# [Exercise requirements]
Retype the records below word for word and omit any image.

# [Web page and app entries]
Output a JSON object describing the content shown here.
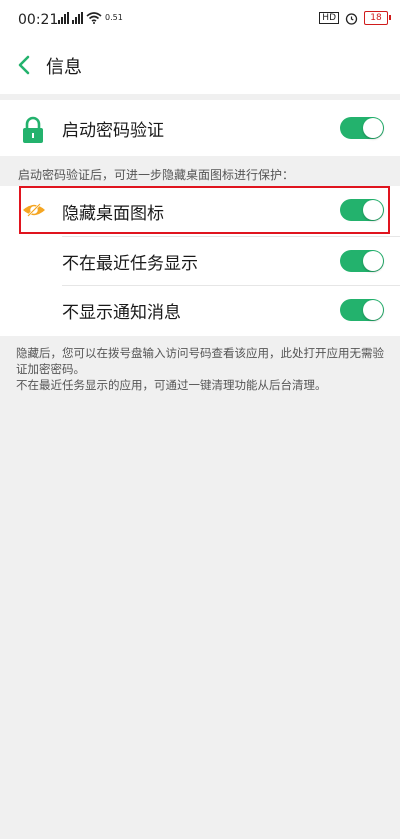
{
  "status_bar": {
    "time": "00:21",
    "network_signal_label": "4G",
    "wifi_speed": "0.51",
    "wifi_speed_unit": "KB/S",
    "hd_label": "HD",
    "battery_level": "18"
  },
  "header": {
    "back_icon": "chevron-left-icon",
    "title": "信息"
  },
  "password_row": {
    "icon": "lock-icon",
    "label": "启动密码验证",
    "enabled": true
  },
  "description": "启动密码验证后，可进一步隐藏桌面图标进行保护：",
  "options": [
    {
      "icon": "eye-off-icon",
      "label": "隐藏桌面图标",
      "enabled": true,
      "highlighted": true
    },
    {
      "icon": "",
      "label": "不在最近任务显示",
      "enabled": true,
      "highlighted": false
    },
    {
      "icon": "",
      "label": "不显示通知消息",
      "enabled": true,
      "highlighted": false
    }
  ],
  "footer": {
    "line1": "隐藏后，您可以在拨号盘输入访问号码查看该应用，此处打开应用无需验证加密密码。",
    "line2": "不在最近任务显示的应用，可通过一键清理功能从后台清理。"
  },
  "colors": {
    "accent_green": "#23b26d",
    "highlight_red": "#e0141e",
    "hide_icon_orange": "#f5a623",
    "battery_red": "#d01b1b"
  }
}
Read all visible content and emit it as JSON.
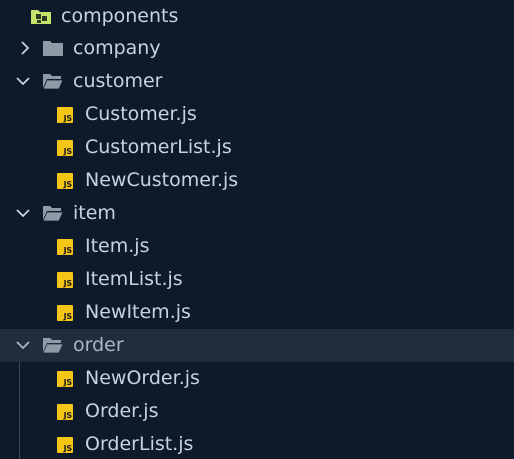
{
  "explorer": {
    "root": {
      "label": "components",
      "icon": "components-folder-icon",
      "state": "expanded"
    },
    "folders": {
      "company": {
        "label": "company",
        "state": "collapsed"
      },
      "customer": {
        "label": "customer",
        "state": "expanded",
        "files": [
          "Customer.js",
          "CustomerList.js",
          "NewCustomer.js"
        ]
      },
      "item": {
        "label": "item",
        "state": "expanded",
        "files": [
          "Item.js",
          "ItemList.js",
          "NewItem.js"
        ]
      },
      "order": {
        "label": "order",
        "state": "expanded",
        "selected": true,
        "files": [
          "NewOrder.js",
          "Order.js",
          "OrderList.js"
        ]
      }
    },
    "file_badge": "JS"
  },
  "colors": {
    "background": "#0d1a2a",
    "selected_row": "#1f2d3d",
    "text": "#c7d3de",
    "js_badge": "#f5c518",
    "folder": "#8e9aa6",
    "root_folder": "#c5e26a"
  }
}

# [Solution for this problem]
Output a JSON object describing the content shown here.
{
  "status_bar": {
    "time": "00:21",
    "network_signal_label": "4G",
    "wifi_speed": "0.51",
    "wifi_speed_unit": "KB/S",
    "hd_label": "HD",
    "battery_level": "18"
  },
  "header": {
    "back_icon": "chevron-left-icon",
    "title": "信息"
  },
  "password_row": {
    "icon": "lock-icon",
    "label": "启动密码验证",
    "enabled": true
  },
  "description": "启动密码验证后，可进一步隐藏桌面图标进行保护：",
  "options": [
    {
      "icon": "eye-off-icon",
      "label": "隐藏桌面图标",
      "enabled": true,
      "highlighted": true
    },
    {
      "icon": "",
      "label": "不在最近任务显示",
      "enabled": true,
      "highlighted": false
    },
    {
      "icon": "",
      "label": "不显示通知消息",
      "enabled": true,
      "highlighted": false
    }
  ],
  "footer": {
    "line1": "隐藏后，您可以在拨号盘输入访问号码查看该应用，此处打开应用无需验证加密密码。",
    "line2": "不在最近任务显示的应用，可通过一键清理功能从后台清理。"
  },
  "colors": {
    "accent_green": "#23b26d",
    "highlight_red": "#e0141e",
    "hide_icon_orange": "#f5a623",
    "battery_red": "#d01b1b"
  }
}
Read all visible content and emit it as JSON.
{
  "explorer": {
    "root": {
      "label": "components",
      "icon": "components-folder-icon",
      "state": "expanded"
    },
    "folders": {
      "company": {
        "label": "company",
        "state": "collapsed"
      },
      "customer": {
        "label": "customer",
        "state": "expanded",
        "files": [
          "Customer.js",
          "CustomerList.js",
          "NewCustomer.js"
        ]
      },
      "item": {
        "label": "item",
        "state": "expanded",
        "files": [
          "Item.js",
          "ItemList.js",
          "NewItem.js"
        ]
      },
      "order": {
        "label": "order",
        "state": "expanded",
        "selected": true,
        "files": [
          "NewOrder.js",
          "Order.js",
          "OrderList.js"
        ]
      }
    },
    "file_badge": "JS"
  },
  "colors": {
    "background": "#0d1a2a",
    "selected_row": "#1f2d3d",
    "text": "#c7d3de",
    "js_badge": "#f5c518",
    "folder": "#8e9aa6",
    "root_folder": "#c5e26a"
  }
}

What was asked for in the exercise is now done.